Another big change in new warehouse development is the presence of adequate truck trailer parking away from the building; such parking was rare in the ‘90s. Also, though it costs more to do this, column spacing is almost always over 50’ in all directions, with 52 x 60 not uncommon. In the ‘90s it was sometimes 40 by 40. Wider spacing provides more racking configuration options. In addition, in the early ‘90s it was quite common to have rack sprinklers to provide better response in case of fire with dense flammables, whereas now with ESFR (Early Suppression Fast Response) sprinkler systems, fire protection is as good without in-rack sprinklers.
Lighting is another big improvement. Thirty years ago there were fluorescent bulb systems, sodium vapor lighting (yellowish quality) and metal halide systems. All were energy hogs and expensive to repair. The first breakthrough in the early 2000s were the new efficient small diameter fluorescent systems, T-5 and T-8. They had a short time on the stage, as soon thereafter, highly-efficient LED lighting systems came out, and with motion sensors as the previous upgrades had, further saving bulb life and energy costs.
Most big bulk warehouses before 2008 were constructed with precast panels, which were factory-produced and with insulation sandwiched in and rated. A few developers stayed with the older tilt-up technology for cost reasons (where the building slab is poured first, and after curing, the wall panels are poured on top of the new floor and tilted up). When the recession hit, many of the pre-cast panel factories went out of business, so when things picked up later, most of the first buildings went back to tilt-up as the lead times for the few panel manufacturers still in business could be over 12 months. Eventually new plants opened or re-opened, and lead times got more reasonable.
But with more big bulk warehouses built more than ever before in the years between 2015 through 2020, led by Amazon, with many firms re-configuring their historic distribution patterns, and with many new players building facilities just for e-commerce, almost all being leased by good credit tenants, net-leased industrial was the new darling in the institutional investment community. And, as previously mentioned, with a long-term lease with a solid credit tenant, in tier one, or primary markets, CAP rates were often below 4 percent, which means the property values were astoundingly higher than in past years.
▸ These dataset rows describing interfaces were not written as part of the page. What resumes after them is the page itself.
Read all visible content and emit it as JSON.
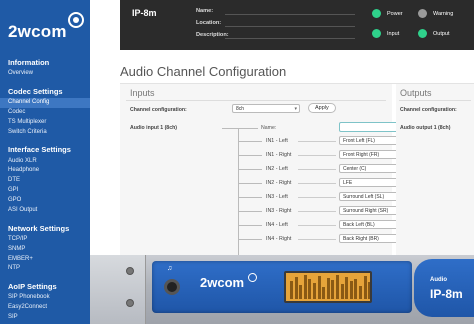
{
  "logo": {
    "text": "2wcom"
  },
  "sidebar": {
    "groups": [
      {
        "heading": "Information",
        "items": [
          "Overview"
        ]
      },
      {
        "heading": "Codec Settings",
        "items": [
          "Channel Config",
          "Codec",
          "TS Multiplexer",
          "Switch Criteria"
        ]
      },
      {
        "heading": "Interface Settings",
        "items": [
          "Audio XLR",
          "Headphone",
          "DTE",
          "GPI",
          "GPO",
          "ASI Output"
        ]
      },
      {
        "heading": "Network Settings",
        "items": [
          "TCP/IP",
          "SNMP",
          "EMBER+",
          "NTP"
        ]
      },
      {
        "heading": "AoIP Settings",
        "items": [
          "SIP Phonebook",
          "Easy2Connect",
          "SIP"
        ]
      }
    ],
    "active_item": "Channel Config"
  },
  "statusbar": {
    "device": "IP-8m",
    "name_label": "Name:",
    "location_label": "Location:",
    "description_label": "Description:",
    "indicators": [
      {
        "label": "Power",
        "color": "#2fd18b"
      },
      {
        "label": "Warning",
        "color": "#9a9a9a"
      },
      {
        "label": "Input",
        "color": "#2fd18b"
      },
      {
        "label": "Output",
        "color": "#2fd18b"
      }
    ]
  },
  "main": {
    "title": "Audio Channel Configuration",
    "inputs": {
      "title": "Inputs",
      "config_label": "Channel configuration:",
      "config_value": "8ch",
      "apply_label": "Apply",
      "header": "Audio input 1 (8ch)",
      "name_label": "Name:",
      "name_value": "",
      "rows": [
        {
          "label": "IN1 - Left",
          "value": "Front Left (FL)"
        },
        {
          "label": "IN1 - Right",
          "value": "Front Right (FR)"
        },
        {
          "label": "IN2 - Left",
          "value": "Center (C)"
        },
        {
          "label": "IN2 - Right",
          "value": "LFE"
        },
        {
          "label": "IN3 - Left",
          "value": "Surround Left (SL)"
        },
        {
          "label": "IN3 - Right",
          "value": "Surround Right (SR)"
        },
        {
          "label": "IN4 - Left",
          "value": "Back Left (BL)"
        },
        {
          "label": "IN4 - Right",
          "value": "Back Right (BR)"
        }
      ]
    },
    "outputs": {
      "title": "Outputs",
      "config_label": "Channel configuration:",
      "header": "Audio output 1 (8ch)"
    }
  },
  "hardware": {
    "logo": "2wcom",
    "side_small": "Audio",
    "side_big": "IP-8m"
  }
}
To conclude: industrial (just ahead of multi-family) is the new darling of institutional investment: never before has so much money been chasing so many buildings at so many record prices. The investment market and the industrial leasing market has the same marquee star: the net leased e-commerce distribution center, or fulfillment center! And free one-day delivery!